A recurring question about cost-benefit analysis (CBA) concerns its scope. CBA is a decision-making method frequently employed in environmental policy-making, in which things which have no market price are treated as if they were commodities. They are given a monetary value, a form of price. But it is widely held that some things cannot be meaningfully priced, thus substantially limiting the scope of CBA. The aim of this paper is to test some aspects of this broad claim, focusing on problems of incomparability and incommensurability. In particular, the role of rough equality as a putative form of comparison is investigated. I argue that while an assessment of the full significance of rough equality for practical decision-making awaits resolution of a number of important technical questions, it does not provide a strong enough form of comparison to support CBA.
KEYWORDS: environmental valuation, cost-benefit analysis, incomparability, incommensurability, commodification, rough equality
CITATIONS in other Environmental Values articles:
Realms of Value: Conflicting Natural Resource Values and Incommensurability. Sarah Fleisher Trainor
Natura economica in Environmental ValuationKatrine Soma
Non-Market Coordination: Towards an Ecological Response to Austrian Economics. Dan Greenwood

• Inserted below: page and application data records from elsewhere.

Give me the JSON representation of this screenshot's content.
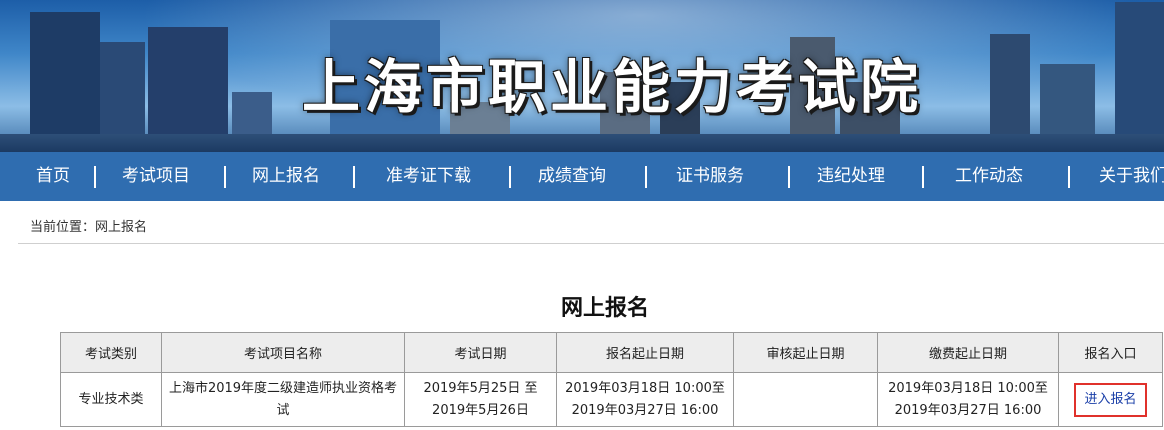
{
  "header": {
    "site_title": "上海市职业能力考试院"
  },
  "nav": {
    "items": [
      {
        "label": "首页"
      },
      {
        "label": "考试项目"
      },
      {
        "label": "网上报名"
      },
      {
        "label": "准考证下载"
      },
      {
        "label": "成绩查询"
      },
      {
        "label": "证书服务"
      },
      {
        "label": "违纪处理"
      },
      {
        "label": "工作动态"
      },
      {
        "label": "关于我们"
      }
    ]
  },
  "breadcrumb": {
    "text": "当前位置：网上报名"
  },
  "main": {
    "title": "网上报名",
    "table": {
      "headers": [
        "考试类别",
        "考试项目名称",
        "考试日期",
        "报名起止日期",
        "审核起止日期",
        "缴费起止日期",
        "报名入口"
      ],
      "rows": [
        {
          "category": "专业技术类",
          "name": "上海市2019年度二级建造师执业资格考试",
          "exam_date": "2019年5月25日 至 2019年5月26日",
          "register_period": "2019年03月18日 10:00至2019年03月27日 16:00",
          "review_period": "",
          "payment_period": "2019年03月18日 10:00至2019年03月27日 16:00",
          "entry_label": "进入报名"
        }
      ]
    }
  },
  "colors": {
    "nav_bg": "#2f6db0",
    "link": "#1a3fa8",
    "highlight_border": "#e0312b"
  }
}
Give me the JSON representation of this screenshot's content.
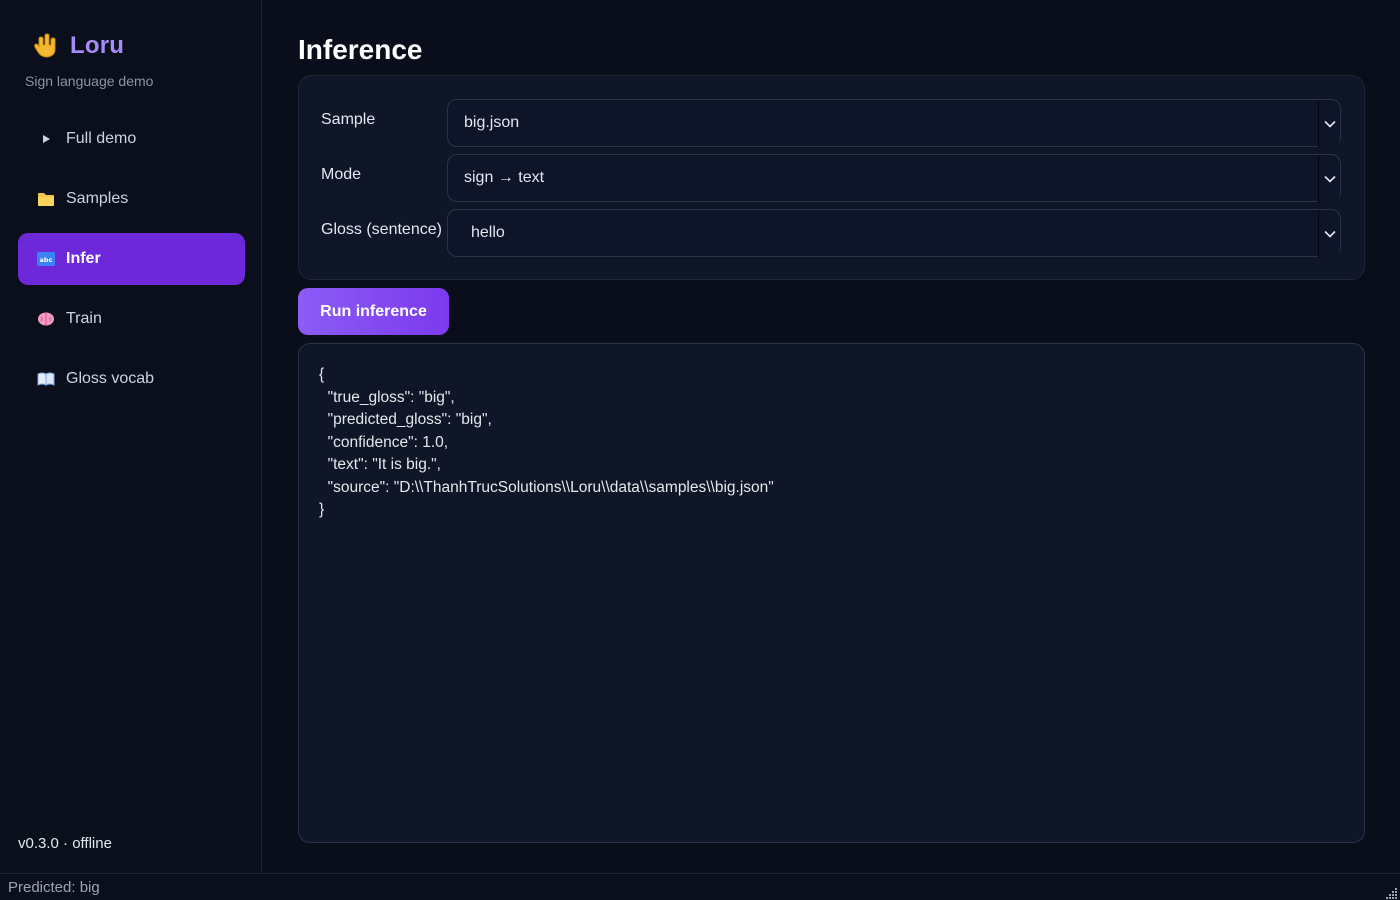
{
  "brand": {
    "title": "Loru",
    "subtitle": "Sign language demo",
    "logo_icon": "sign-hand-icon"
  },
  "nav": {
    "items": [
      {
        "label": "Full demo",
        "icon": "play-triangle-icon",
        "active": false
      },
      {
        "label": "Samples",
        "icon": "folder-icon",
        "active": false
      },
      {
        "label": "Infer",
        "icon": "abc-icon",
        "active": true
      },
      {
        "label": "Train",
        "icon": "brain-icon",
        "active": false
      },
      {
        "label": "Gloss vocab",
        "icon": "book-icon",
        "active": false
      }
    ]
  },
  "footer": {
    "version": "v0.3.0 · offline"
  },
  "main": {
    "title": "Inference",
    "form": {
      "sample_label": "Sample",
      "sample_value": "big.json",
      "mode_label": "Mode",
      "mode_value": "sign → text",
      "gloss_label": "Gloss (sentence)",
      "gloss_value": "hello"
    },
    "run_label": "Run inference",
    "output": "{\n  \"true_gloss\": \"big\",\n  \"predicted_gloss\": \"big\",\n  \"confidence\": 1.0,\n  \"text\": \"It is big.\",\n  \"source\": \"D:\\\\ThanhTrucSolutions\\\\Loru\\\\data\\\\samples\\\\big.json\"\n}"
  },
  "status": {
    "text": "Predicted: big"
  },
  "colors": {
    "accent": "#6d28d9",
    "brand": "#a78bfa",
    "background": "#0a0e1a",
    "card": "#0f1627"
  }
}
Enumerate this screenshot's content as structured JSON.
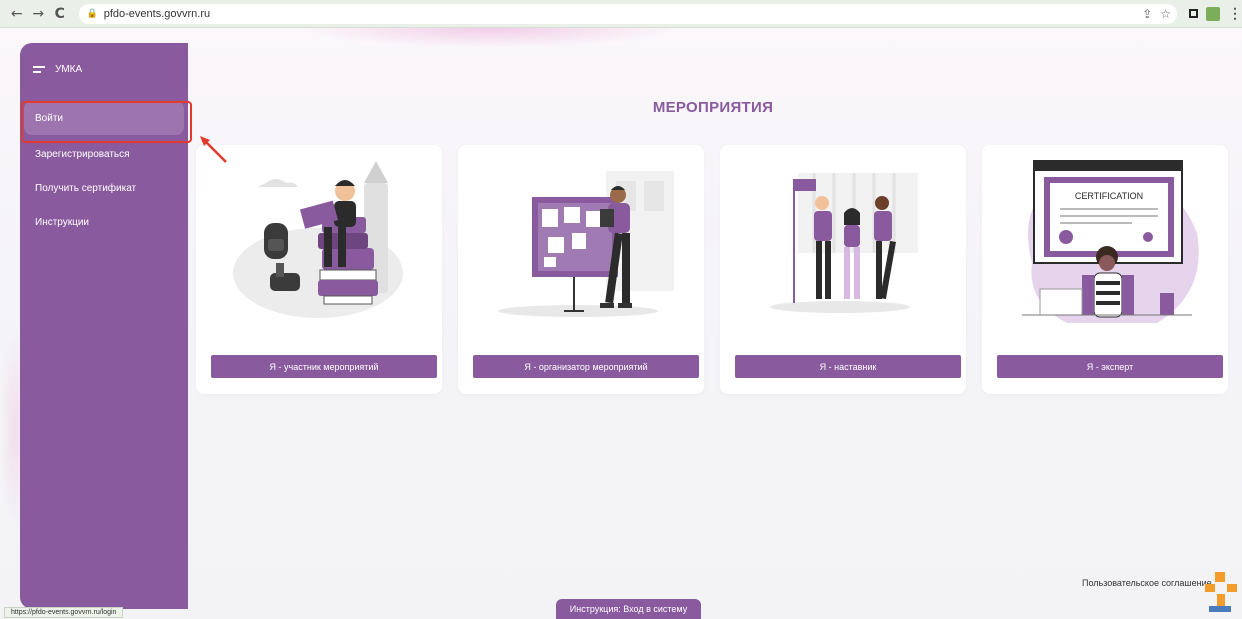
{
  "browser": {
    "url": "pfdo-events.govvrn.ru",
    "back_icon": "←",
    "forward_icon": "→",
    "reload_icon": "C",
    "share_icon": "⇪",
    "star_icon": "☆",
    "more_icon": "⋮"
  },
  "sidebar": {
    "app_name": "УМКА",
    "items": [
      {
        "label": "Войти"
      },
      {
        "label": "Зарегистрироваться"
      },
      {
        "label": "Получить сертификат"
      },
      {
        "label": "Инструкции"
      }
    ]
  },
  "main": {
    "title": "МЕРОПРИЯТИЯ",
    "cards": [
      {
        "button": "Я - участник мероприятий"
      },
      {
        "button": "Я - организатор мероприятий"
      },
      {
        "button": "Я - наставник"
      },
      {
        "button": "Я - эксперт",
        "certificate_text": "CERTIFICATION"
      }
    ]
  },
  "footer": {
    "status_url": "https://pfdo-events.govvrn.ru/login",
    "instruction_button": "Инструкция: Вход в систему",
    "agreement": "Пользовательское соглашение"
  },
  "colors": {
    "brand": "#8a5a9e",
    "highlight": "#e33a2c"
  }
}
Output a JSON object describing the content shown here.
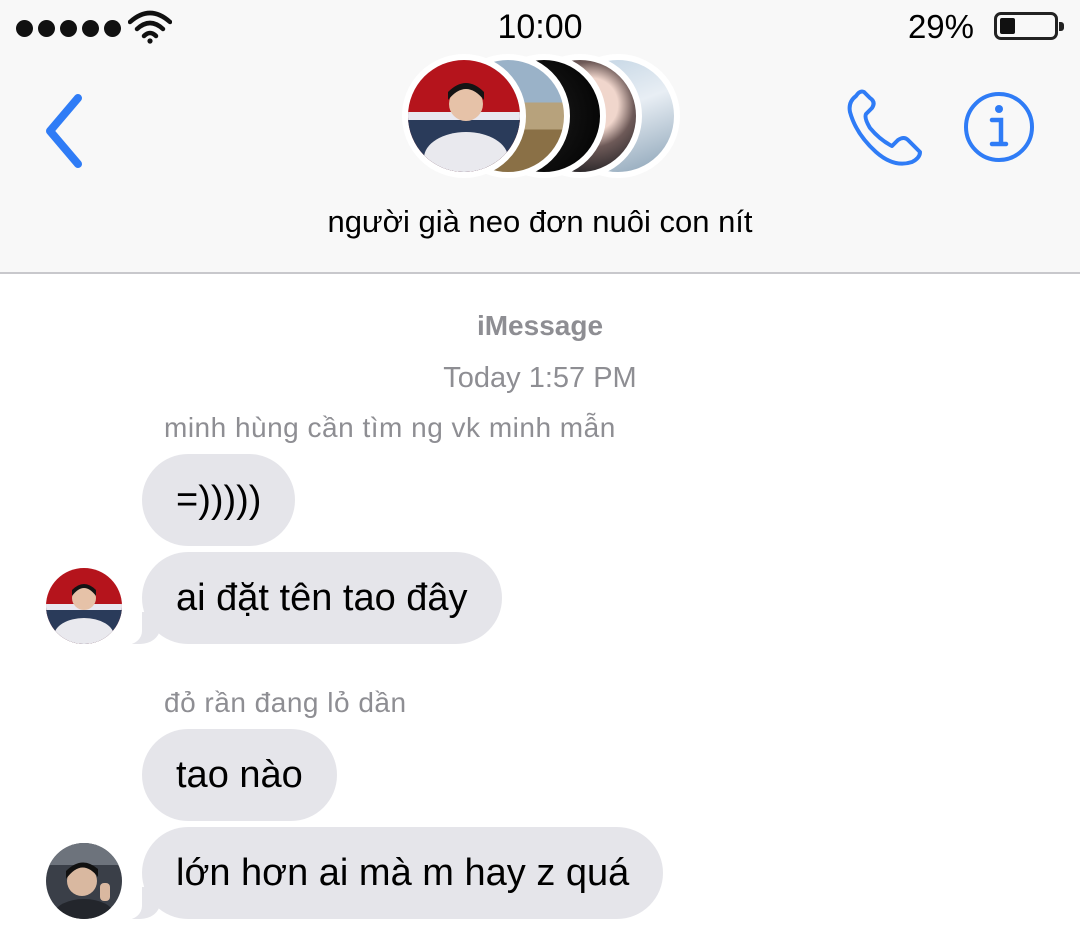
{
  "status_bar": {
    "time": "10:00",
    "battery_percent": "29%",
    "battery_level": 0.29,
    "signal_bars": 5,
    "wifi_icon": "wifi-icon"
  },
  "header": {
    "group_name": "người già neo đơn nuôi con nít",
    "back_icon": "chevron-left-icon",
    "call_icon": "phone-icon",
    "info_icon": "info-icon",
    "accent_color": "#2f7cf6"
  },
  "thread": {
    "service": "iMessage",
    "timestamp": "Today 1:57 PM",
    "groups": [
      {
        "sender": "minh hùng cần tìm ng vk minh mẫn",
        "messages": [
          "=)))))",
          "ai đặt tên tao đây"
        ]
      },
      {
        "sender": "đỏ rần đang lỏ dần",
        "messages": [
          "tao nào",
          "lớn hơn ai mà m hay z quá"
        ]
      }
    ]
  },
  "colors": {
    "incoming_bubble": "#e5e5ea",
    "meta_text": "#8e8e93",
    "header_bg": "#f8f8f8"
  }
}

This article is available online (PDF format) from Ingenta Journals. Access is free if your institution subscribes to Environmental Values. Reprints of this article can be ordered from ingenta or the British Library Document Supply Service
Contact the publishers for subscriptions and back numbers of Environmental Values.
THE WHITE HORSE PRESS
The Old Vicarage, Winwick
Cambridgeshire, PE28 5PN, UK
Tel: +44 1832 293222